NEW YORK -- As challenges go, the A's faced a lofty one on Thursday afternoon against Yankees starter Masahiro Tanaka, one of the best pitchers in the American League.
You can give the A's credit for this: They were not deterred. They welcomed the chance to face Tanaka. They even orchestrated, and executed, their much-successful philosophy at the plate: They ran Tanaka's pitch count up to 104.
The strategy though yielded just one run as the A's saw their five-game win streak snapped with a 2-1 loss in the series finale at Yankee Stadium. The last time the A's, who won the series, two games to one, scored only one run was on May 25, when the Blue Jays completed a three-game sweep.
"He has a good splitter," Brandon Moss said of Tanaka, who fired six gutsy innings to improve to 9-1. "He threw a lot of offspeed pitches. He's just one of those guys that it's hard to string together a lot of hits against."
Tanaka, who has a 2.02 ERA, threw darting fastballs, sinking splitters and sliders that seemed to disappear just as they reached the plate. Many A's left the batter's box frustrated, and few were able to reach base. Nothing came easy.
Several of Tanaka's pitches went from being in the strike zone to down and out of the zone by the time A's swung their bats. Jed Lowrie, who challenged Tanaka in a nine-pitch at-bat, experienced that disappointment in the fourth inning when he struck out on a slider with two runners on base.
The Yankees took the lead in the third inning when Brett Gardner smashed a four-seam fastball from A's starter Drew Pomeranz's into the second deck for a solo homer.
"I was trying to find my rhythm those first couple of innings," Pomeranz said. "I was missing middle with a lot of stuff. It was just a mistake pitch."
The A's had a chance to rally in the eighth inning. Coco Crisp and John Jaso started the inning with back-to-back singles and moved up a base on a wild pitch from Yankees reliever Adam Warren, who retired Josh Donaldson and Moss in the interim. But Warren struck out Yoenis Cespedes with a fastball to end the threat.
"We had a really good chance there," Moss said. "With two outs you've got to have a hit to score them. We did the best we could. We had good at-bats. It's just that things didn't happen for us."
In the ninth, Stephen Vogt singled to right, pinch-runner Craig Gentry stole second base, and reached third on a fielder's choice. Manager Bob Melvin inserted Derek Norris to pinch-hit for Eric Sogard with two outs. But Norris ended the game by looking at strike three against closer David Robertson.
"I thought it was outside," A's manager Bob Melvin said.
Norris agreed with Melvin.
"He had it as a different spot than I did," Norris said of home-plate umpire Tom Hallion.
In the first inning, Jaso didn't wait to see Tanaka's collection of pitches. Jaso swung at the first pitch he saw and belted a solo homer over the right-field wall.
"I think he was just throwing a fastball to get strike one because I'm a guy with a reputation of seeing a lot of pitches," Jaso said. "It was just reaction. I saw the ball and my hands went on their own."

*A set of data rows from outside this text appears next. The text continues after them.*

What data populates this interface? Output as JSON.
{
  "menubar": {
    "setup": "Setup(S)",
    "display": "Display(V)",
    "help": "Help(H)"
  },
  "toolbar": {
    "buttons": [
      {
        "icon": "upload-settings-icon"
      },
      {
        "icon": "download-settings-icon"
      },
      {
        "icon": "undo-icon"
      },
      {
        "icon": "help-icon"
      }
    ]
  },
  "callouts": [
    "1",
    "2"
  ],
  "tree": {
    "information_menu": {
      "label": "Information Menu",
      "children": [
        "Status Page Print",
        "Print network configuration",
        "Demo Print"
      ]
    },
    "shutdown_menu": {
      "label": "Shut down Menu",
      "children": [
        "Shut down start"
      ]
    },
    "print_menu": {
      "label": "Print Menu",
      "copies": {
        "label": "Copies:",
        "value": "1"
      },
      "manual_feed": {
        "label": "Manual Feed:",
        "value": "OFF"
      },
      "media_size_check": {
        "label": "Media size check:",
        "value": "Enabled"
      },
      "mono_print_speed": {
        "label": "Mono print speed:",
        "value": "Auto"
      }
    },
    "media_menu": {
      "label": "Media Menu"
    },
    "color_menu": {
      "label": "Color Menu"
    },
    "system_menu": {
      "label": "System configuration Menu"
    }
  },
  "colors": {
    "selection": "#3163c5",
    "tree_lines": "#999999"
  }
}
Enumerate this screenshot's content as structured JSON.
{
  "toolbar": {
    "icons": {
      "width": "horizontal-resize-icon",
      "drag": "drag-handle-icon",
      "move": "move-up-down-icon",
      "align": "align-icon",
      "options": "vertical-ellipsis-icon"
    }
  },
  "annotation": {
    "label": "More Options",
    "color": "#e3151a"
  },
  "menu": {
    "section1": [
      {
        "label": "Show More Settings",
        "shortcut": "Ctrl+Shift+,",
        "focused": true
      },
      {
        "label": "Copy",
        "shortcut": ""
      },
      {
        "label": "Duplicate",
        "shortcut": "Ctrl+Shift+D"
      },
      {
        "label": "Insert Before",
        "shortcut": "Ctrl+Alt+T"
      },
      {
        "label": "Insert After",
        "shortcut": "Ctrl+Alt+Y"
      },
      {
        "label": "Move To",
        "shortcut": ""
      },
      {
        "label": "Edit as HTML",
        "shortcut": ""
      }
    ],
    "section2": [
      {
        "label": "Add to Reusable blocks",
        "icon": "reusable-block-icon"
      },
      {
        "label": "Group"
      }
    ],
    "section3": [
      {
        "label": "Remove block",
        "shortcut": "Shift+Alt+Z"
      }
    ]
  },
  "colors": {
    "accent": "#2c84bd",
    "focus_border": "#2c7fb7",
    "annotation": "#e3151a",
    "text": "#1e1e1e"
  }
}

Pomeranz turned in his best performance of the season in a losing effort. The lefty did his best to match Tanaka inning for inning and became more effective with his changeup as the game went on. Pomeranz retired 10 consecutive Yankees at one point -- logging seven strong innings, while allowing two runs (one unearned) and recording seven strikeouts.
"It's a lot easier when you stay ahead of guys and get groundballs," Pomeranz said. "I threw some good changeups. For the most part, I settled."
The A's usual reliable defense helped the Yankees score their first run in the second inning. Moss committed an error in left field when he couldn't corral a slicing single from Brian McCann. Moss let the ball get past him, which allowed McCann to reach second base.
Alfonso Soriano tied the game with a single to center that drove in McCann.
"That's never how you want things to go, especially with the way Drew threw," Moss said. "He threw the ball great. He deserved better."
Nate Taylor is a contributor to MLB.com. This story was not subject to the approval of Major League Baseball or its clubs.